If you have a fast prime lens you can use such a lens for capturing a shallow depth of field.
Shallow depth of field looks great in the final scheme of things because it can obscure the background.
For lifestyle photography, you don’t always need to completely obscure the background.
You can simply shoot with a large enough aperture that obscures some of the background details while retaining the rest. This is because in certain shots the background must be kept identifiable for the best effect.
That said, it might be necessary to completely obliterate the background in some situations.
Using a combination of the wide-open aperture along with increasing the distance between the subject and the background gives the best results then.
7. Try Quirky Approaches
Quirky approaches like tilting the camera or shooting through a window can bring interesting effects to the final image.
We recommend trying out new things.
For example, changing the camera angle and using angles that are not that normal in everyday life. for example, shoot from the ground level on a busy street.
Now, shooting from the ground level is not always recommended when shooting lifestyle photography. Plus, not many photographers do it.
A major reason why we recommend it in the first. First, because it is not cliched and second it brings a level of excitement in the composition that you would normally not find when shooting from the eye level.
That also brings us to the next interesting suggestion and that is to shoot through a glass window.
We recommend this to be attempted when there is bright light everywhere and you can capture a lot of reflection on the window.
8. Use Props Which Are Daily Use Items
Many items around your home can be used as props for a lifestyle shoot.
Pick anything, a football, a potted plant, perhaps even a vase. All of these can be used as props for a lifestyle shoot.
Sometimes clients feel that they need to reorganize things in their home, especially when the shoot is done indoors. It is not required. You can use those items that are out of place as props in the frame.
Additionally, having these things in the frame also gives a reassuring feeling to the client because she feels that she is in her home among her stuff and that normally has a calming effect.
To further explore the subject of lifestyle photography tips, check out this in-depth video by Mango Street:
Lifestyle Photography is a vast subject and the tips shared above are not meant to be an exhaustive guide, but just an introduction.
Hopefully, you will be able to make good use of the above lifestyle photography tips and develop your own style as you progress as a lifestyle photographer.
Rajib is an avid travel photographer and an overall shutterbug. The first time he ever clicked an image was with an Agfa Click IV back in 1984. A medium format film camera. From that auspicious introduction to photography, he has remained hooked to this art form.
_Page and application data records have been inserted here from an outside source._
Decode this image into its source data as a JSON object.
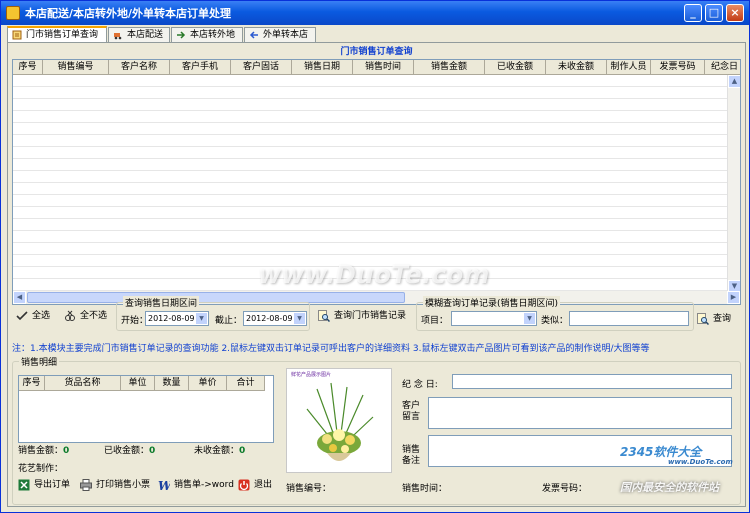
{
  "window": {
    "title": "本店配送/本店转外地/外单转本店订单处理",
    "min": "_",
    "max": "□",
    "close": "×"
  },
  "tabs": [
    {
      "label": "门市销售订单查询"
    },
    {
      "label": "本店配送"
    },
    {
      "label": "本店转外地"
    },
    {
      "label": "外单转本店"
    }
  ],
  "grid": {
    "title": "门市销售订单查询",
    "columns": [
      "序号",
      "销售编号",
      "客户名称",
      "客户手机",
      "客户固话",
      "销售日期",
      "销售时间",
      "销售金额",
      "已收金额",
      "未收金额",
      "制作人员",
      "发票号码",
      "纪念日"
    ]
  },
  "selection": {
    "select_all": "全选",
    "select_none": "全不选"
  },
  "date_query": {
    "legend": "查询销售日期区间",
    "start_label": "开始：",
    "start_value": "2012-08-09",
    "end_label": "截止：",
    "end_value": "2012-08-09",
    "button": "查询门市销售记录"
  },
  "fuzzy_query": {
    "legend": "模糊查询订单记录(销售日期区间)",
    "item_label": "项目：",
    "item_value": "",
    "like_label": "类似：",
    "like_value": "",
    "button": "查询"
  },
  "note": "注：1.本模块主要完成门市销售订单记录的查询功能  2.鼠标左键双击订单记录可呼出客户的详细资料 3.鼠标左键双击产品图片可看到该产品的制作说明/大图等等",
  "details": {
    "legend": "销售明细",
    "columns": [
      "序号",
      "货品名称",
      "单位",
      "数量",
      "单价",
      "合计"
    ],
    "sales_amount_label": "销售金额：",
    "sales_amount": "0",
    "received_label": "已收金额：",
    "received": "0",
    "unreceived_label": "未收金额：",
    "unreceived": "0",
    "florist_label": "花艺制作：",
    "image_caption": "鲜花产品展示图片",
    "anniversary_label": "纪 念 日:",
    "message_label": "客户\n留言",
    "remark_label": "销售\n备注",
    "sales_no_label": "销售编号：",
    "sales_time_label": "销售时间：",
    "invoice_label": "发票号码："
  },
  "actions": [
    {
      "label": "导出订单",
      "icon": "excel-icon"
    },
    {
      "label": "打印销售小票",
      "icon": "printer-icon"
    },
    {
      "label": "销售单->word",
      "icon": "word-icon"
    },
    {
      "label": "退出",
      "icon": "exit-icon"
    }
  ],
  "watermarks": {
    "site": "www.DuoTe.com",
    "brand": "2345软件大全",
    "brand_url": "www.DuoTe.com",
    "slogan": "国内最安全的软件站"
  },
  "colors": {
    "title_bar": "#0a5ae0",
    "accent_blue": "#1040d0",
    "amount_green": "#0a7a2a",
    "tab_highlight": "#f6a400"
  }
}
He loves to test and review new photography gear. Rajib travels quite a lot, loves driving on Indian roads, playing fetch with his Labrador retriever, and loves photography. And yes, he still proudly owns that Agfa Click IV! You can find my Model Mayhem profile here.